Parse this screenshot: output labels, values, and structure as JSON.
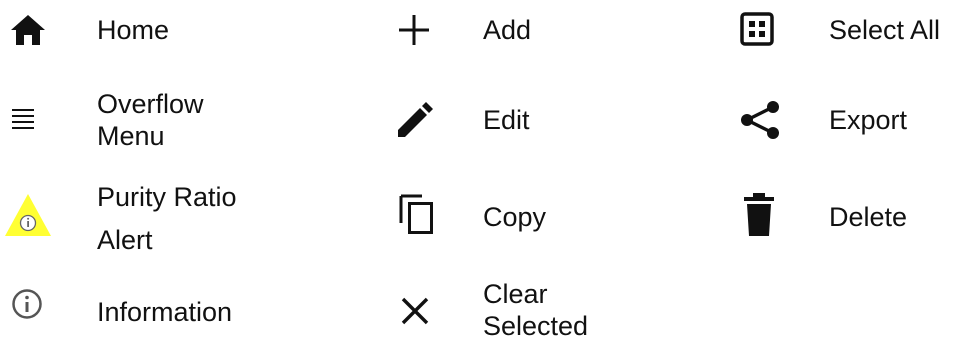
{
  "legend": {
    "items": [
      {
        "id": "home",
        "label": "Home",
        "icon": "home-icon"
      },
      {
        "id": "overflow-menu",
        "label_lines": [
          "Overflow",
          "Menu"
        ],
        "icon": "hamburger-menu-icon"
      },
      {
        "id": "purity-ratio-alert",
        "label_lines": [
          "Purity Ratio",
          "Alert"
        ],
        "icon": "warning-triangle-info-icon"
      },
      {
        "id": "information",
        "label": "Information",
        "icon": "info-circle-icon"
      },
      {
        "id": "add",
        "label": "Add",
        "icon": "plus-icon"
      },
      {
        "id": "edit",
        "label": "Edit",
        "icon": "pencil-icon"
      },
      {
        "id": "copy",
        "label": "Copy",
        "icon": "copy-icon"
      },
      {
        "id": "clear-selected",
        "label_lines": [
          "Clear",
          "Selected"
        ],
        "icon": "close-x-icon"
      },
      {
        "id": "select-all",
        "label": "Select All",
        "icon": "select-all-grid-icon"
      },
      {
        "id": "export",
        "label": "Export",
        "icon": "share-icon"
      },
      {
        "id": "delete",
        "label": "Delete",
        "icon": "trash-icon"
      }
    ]
  },
  "colors": {
    "icon": "#111111",
    "text": "#111111",
    "alert_fill": "#ffff33",
    "info_gray": "#666666"
  }
}
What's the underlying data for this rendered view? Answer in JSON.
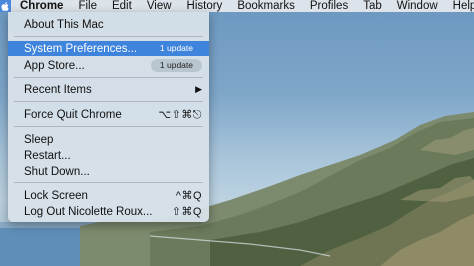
{
  "menubar": {
    "app_name": "Chrome",
    "items": [
      "File",
      "Edit",
      "View",
      "History",
      "Bookmarks",
      "Profiles",
      "Tab",
      "Window",
      "Help"
    ]
  },
  "apple_menu": {
    "about": "About This Mac",
    "system_preferences": "System Preferences...",
    "system_preferences_badge": "1 update",
    "app_store": "App Store...",
    "app_store_badge": "1 update",
    "recent_items": "Recent Items",
    "force_quit": "Force Quit Chrome",
    "force_quit_shortcut": "⌥⇧⌘⎋",
    "sleep": "Sleep",
    "restart": "Restart...",
    "shut_down": "Shut Down...",
    "lock_screen": "Lock Screen",
    "lock_screen_shortcut": "^⌘Q",
    "log_out": "Log Out Nicolette Roux...",
    "log_out_shortcut": "⇧⌘Q"
  },
  "colors": {
    "highlight": "#3f84dc",
    "menubar": "#e2e6eb"
  },
  "icons": {
    "apple": "apple-logo-icon",
    "submenu": "chevron-right-icon"
  }
}
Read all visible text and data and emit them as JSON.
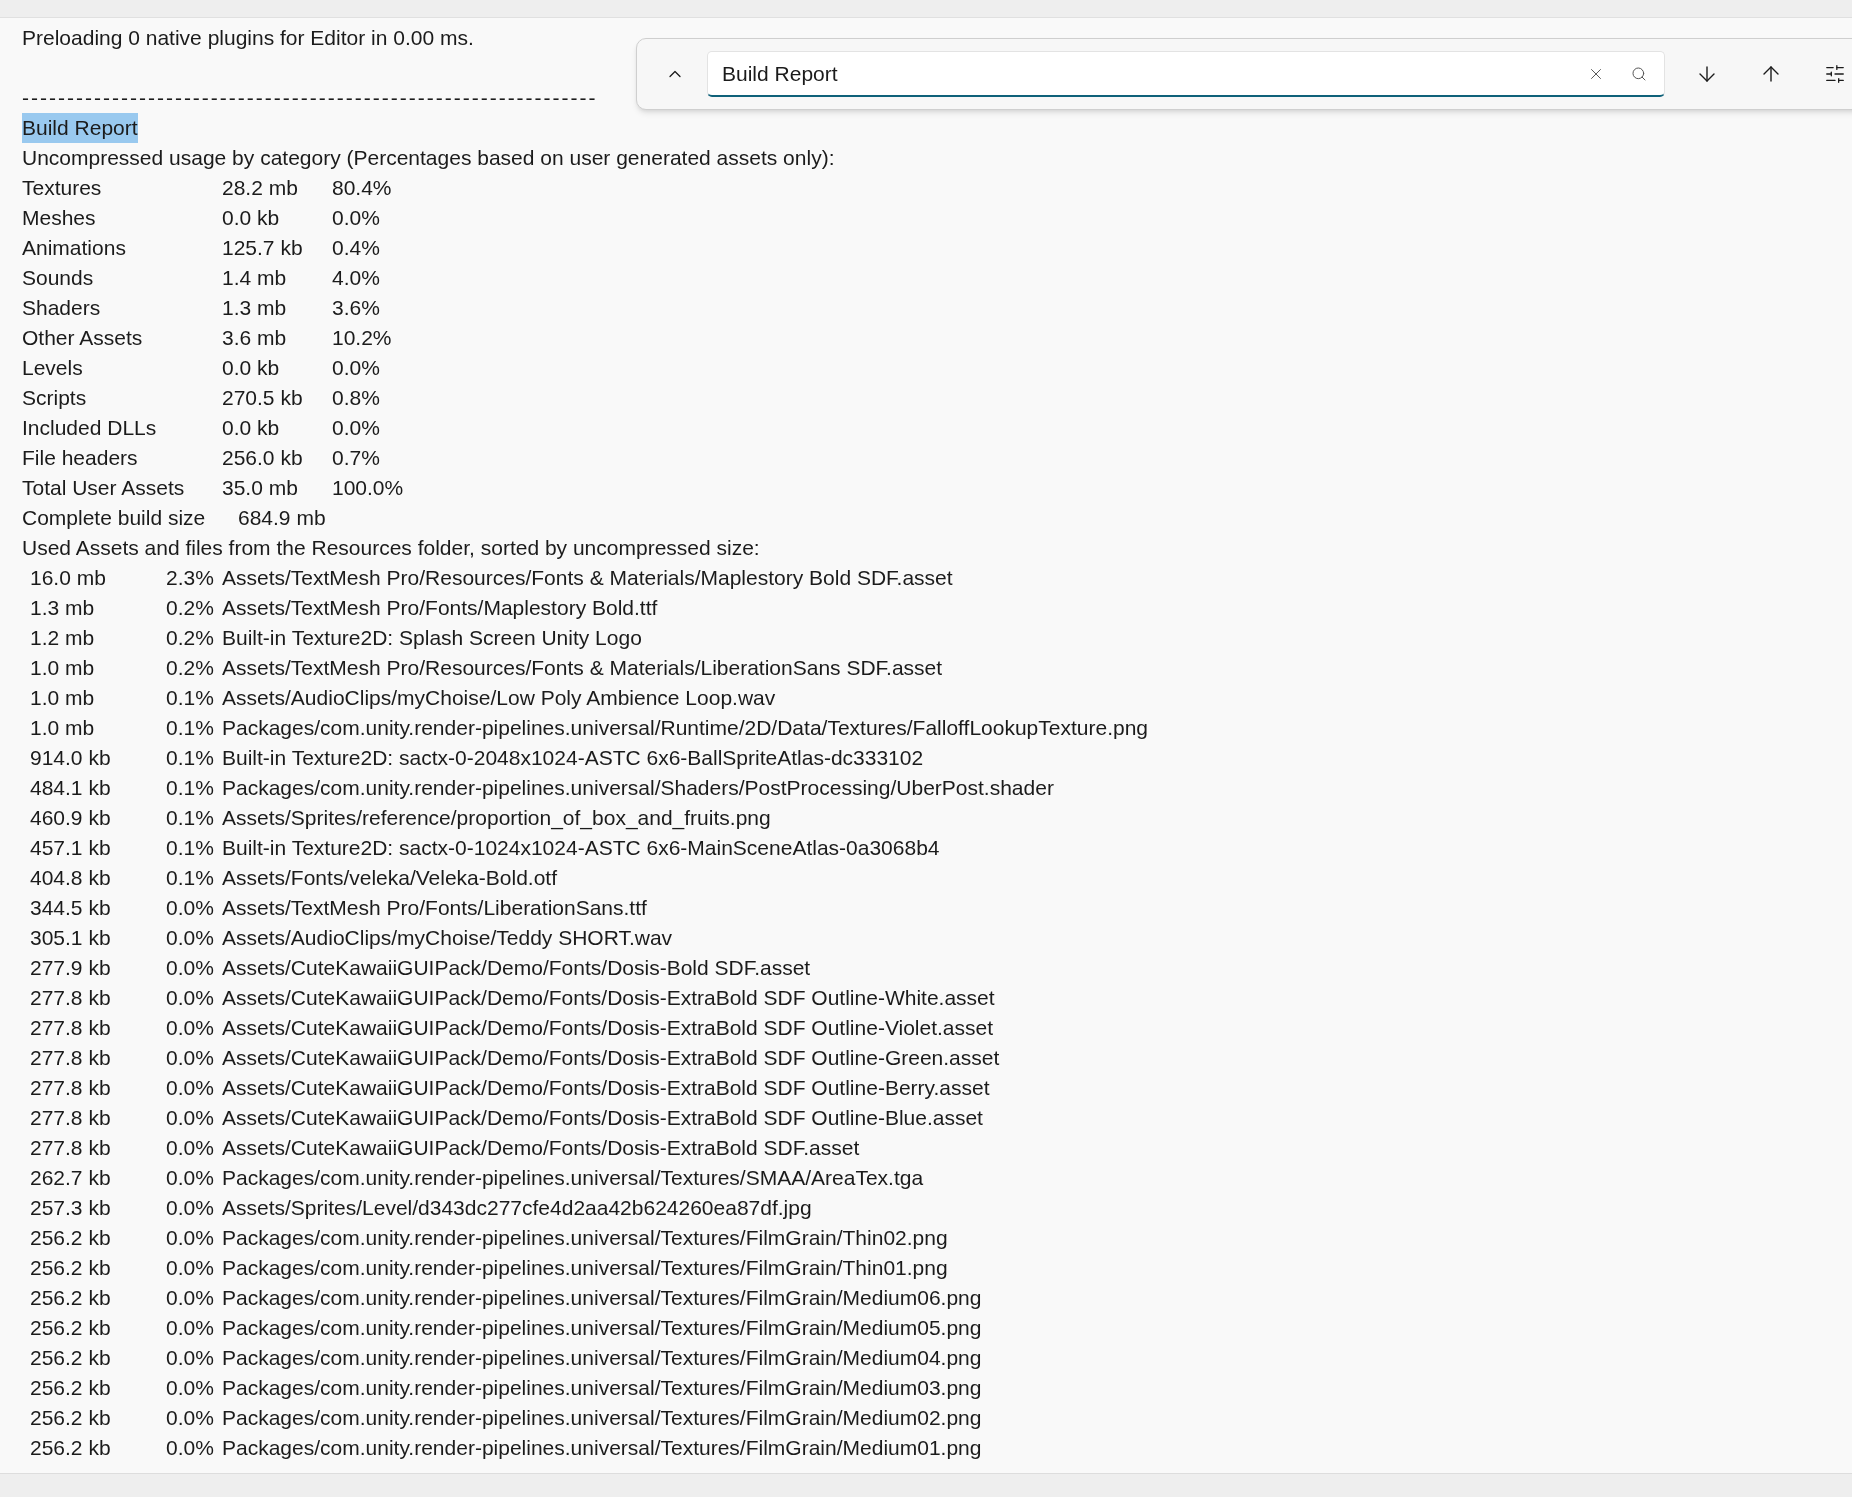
{
  "log_lines": [
    "Preloading 0 native plugins for Editor in 0.00 ms."
  ],
  "separator": "----------------------------------------------------------------",
  "report_title": {
    "text": "Build Report",
    "search_match": true
  },
  "category_heading": "Uncompressed usage by category (Percentages based on user generated assets only):",
  "categories": [
    {
      "name": "Textures",
      "size": "28.2 mb",
      "percent": "80.4%"
    },
    {
      "name": "Meshes",
      "size": "0.0 kb",
      "percent": "0.0%"
    },
    {
      "name": "Animations",
      "size": "125.7 kb",
      "percent": "0.4%"
    },
    {
      "name": "Sounds",
      "size": "1.4 mb",
      "percent": "4.0%"
    },
    {
      "name": "Shaders",
      "size": "1.3 mb",
      "percent": "3.6%"
    },
    {
      "name": "Other Assets",
      "size": "3.6 mb",
      "percent": "10.2%"
    },
    {
      "name": "Levels",
      "size": "0.0 kb",
      "percent": "0.0%"
    },
    {
      "name": "Scripts",
      "size": "270.5 kb",
      "percent": "0.8%"
    },
    {
      "name": "Included DLLs",
      "size": "0.0 kb",
      "percent": "0.0%"
    },
    {
      "name": "File headers",
      "size": "256.0 kb",
      "percent": "0.7%"
    },
    {
      "name": "Total User Assets",
      "size": "35.0 mb",
      "percent": "100.0%"
    }
  ],
  "complete_build": {
    "label": "Complete build size",
    "size": "684.9 mb"
  },
  "assets_heading": "Used Assets and files from the Resources folder, sorted by uncompressed size:",
  "assets": [
    {
      "size": "16.0 mb",
      "percent": "2.3%",
      "path": "Assets/TextMesh Pro/Resources/Fonts & Materials/Maplestory Bold SDF.asset"
    },
    {
      "size": "1.3 mb",
      "percent": "0.2%",
      "path": "Assets/TextMesh Pro/Fonts/Maplestory Bold.ttf"
    },
    {
      "size": "1.2 mb",
      "percent": "0.2%",
      "path": "Built-in Texture2D: Splash Screen Unity Logo"
    },
    {
      "size": "1.0 mb",
      "percent": "0.2%",
      "path": "Assets/TextMesh Pro/Resources/Fonts & Materials/LiberationSans SDF.asset"
    },
    {
      "size": "1.0 mb",
      "percent": "0.1%",
      "path": "Assets/AudioClips/myChoise/Low Poly Ambience Loop.wav"
    },
    {
      "size": "1.0 mb",
      "percent": "0.1%",
      "path": "Packages/com.unity.render-pipelines.universal/Runtime/2D/Data/Textures/FalloffLookupTexture.png"
    },
    {
      "size": "914.0 kb",
      "percent": "0.1%",
      "path": "Built-in Texture2D: sactx-0-2048x1024-ASTC 6x6-BallSpriteAtlas-dc333102"
    },
    {
      "size": "484.1 kb",
      "percent": "0.1%",
      "path": "Packages/com.unity.render-pipelines.universal/Shaders/PostProcessing/UberPost.shader"
    },
    {
      "size": "460.9 kb",
      "percent": "0.1%",
      "path": "Assets/Sprites/reference/proportion_of_box_and_fruits.png"
    },
    {
      "size": "457.1 kb",
      "percent": "0.1%",
      "path": "Built-in Texture2D: sactx-0-1024x1024-ASTC 6x6-MainSceneAtlas-0a3068b4"
    },
    {
      "size": "404.8 kb",
      "percent": "0.1%",
      "path": "Assets/Fonts/veleka/Veleka-Bold.otf"
    },
    {
      "size": "344.5 kb",
      "percent": "0.0%",
      "path": "Assets/TextMesh Pro/Fonts/LiberationSans.ttf"
    },
    {
      "size": "305.1 kb",
      "percent": "0.0%",
      "path": "Assets/AudioClips/myChoise/Teddy SHORT.wav"
    },
    {
      "size": "277.9 kb",
      "percent": "0.0%",
      "path": "Assets/CuteKawaiiGUIPack/Demo/Fonts/Dosis-Bold SDF.asset"
    },
    {
      "size": "277.8 kb",
      "percent": "0.0%",
      "path": "Assets/CuteKawaiiGUIPack/Demo/Fonts/Dosis-ExtraBold SDF Outline-White.asset"
    },
    {
      "size": "277.8 kb",
      "percent": "0.0%",
      "path": "Assets/CuteKawaiiGUIPack/Demo/Fonts/Dosis-ExtraBold SDF Outline-Violet.asset"
    },
    {
      "size": "277.8 kb",
      "percent": "0.0%",
      "path": "Assets/CuteKawaiiGUIPack/Demo/Fonts/Dosis-ExtraBold SDF Outline-Green.asset"
    },
    {
      "size": "277.8 kb",
      "percent": "0.0%",
      "path": "Assets/CuteKawaiiGUIPack/Demo/Fonts/Dosis-ExtraBold SDF Outline-Berry.asset"
    },
    {
      "size": "277.8 kb",
      "percent": "0.0%",
      "path": "Assets/CuteKawaiiGUIPack/Demo/Fonts/Dosis-ExtraBold SDF Outline-Blue.asset"
    },
    {
      "size": "277.8 kb",
      "percent": "0.0%",
      "path": "Assets/CuteKawaiiGUIPack/Demo/Fonts/Dosis-ExtraBold SDF.asset"
    },
    {
      "size": "262.7 kb",
      "percent": "0.0%",
      "path": "Packages/com.unity.render-pipelines.universal/Textures/SMAA/AreaTex.tga"
    },
    {
      "size": "257.3 kb",
      "percent": "0.0%",
      "path": "Assets/Sprites/Level/d343dc277cfe4d2aa42b624260ea87df.jpg"
    },
    {
      "size": "256.2 kb",
      "percent": "0.0%",
      "path": "Packages/com.unity.render-pipelines.universal/Textures/FilmGrain/Thin02.png"
    },
    {
      "size": "256.2 kb",
      "percent": "0.0%",
      "path": "Packages/com.unity.render-pipelines.universal/Textures/FilmGrain/Thin01.png"
    },
    {
      "size": "256.2 kb",
      "percent": "0.0%",
      "path": "Packages/com.unity.render-pipelines.universal/Textures/FilmGrain/Medium06.png"
    },
    {
      "size": "256.2 kb",
      "percent": "0.0%",
      "path": "Packages/com.unity.render-pipelines.universal/Textures/FilmGrain/Medium05.png"
    },
    {
      "size": "256.2 kb",
      "percent": "0.0%",
      "path": "Packages/com.unity.render-pipelines.universal/Textures/FilmGrain/Medium04.png"
    },
    {
      "size": "256.2 kb",
      "percent": "0.0%",
      "path": "Packages/com.unity.render-pipelines.universal/Textures/FilmGrain/Medium03.png"
    },
    {
      "size": "256.2 kb",
      "percent": "0.0%",
      "path": "Packages/com.unity.render-pipelines.universal/Textures/FilmGrain/Medium02.png"
    },
    {
      "size": "256.2 kb",
      "percent": "0.0%",
      "path": "Packages/com.unity.render-pipelines.universal/Textures/FilmGrain/Medium01.png"
    }
  ],
  "find_bar": {
    "query": "Build Report"
  }
}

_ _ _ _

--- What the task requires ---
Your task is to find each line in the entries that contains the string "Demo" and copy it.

--- Answer to this exercise ---
      "path": "Assets/CuteKawaiiGUIPack/Demo/Fonts/Dosis-Bold SDF.asset"
      "path": "Assets/CuteKawaiiGUIPack/Demo/Fonts/Dosis-ExtraBold SDF Outline-White.asset"
      "path": "Assets/CuteKawaiiGUIPack/Demo/Fonts/Dosis-ExtraBold SDF Outline-Violet.asset"
      "path": "Assets/CuteKawaiiGUIPack/Demo/Fonts/Dosis-ExtraBold SDF Outline-Green.asset"
      "path": "Assets/CuteKawaiiGUIPack/Demo/Fonts/Dosis-ExtraBold SDF Outline-Berry.asset"
      "path": "Assets/CuteKawaiiGUIPack/Demo/Fonts/Dosis-ExtraBold SDF Outline-Blue.asset"
      "path": "Assets/CuteKawaiiGUIPack/Demo/Fonts/Dosis-ExtraBold SDF.asset"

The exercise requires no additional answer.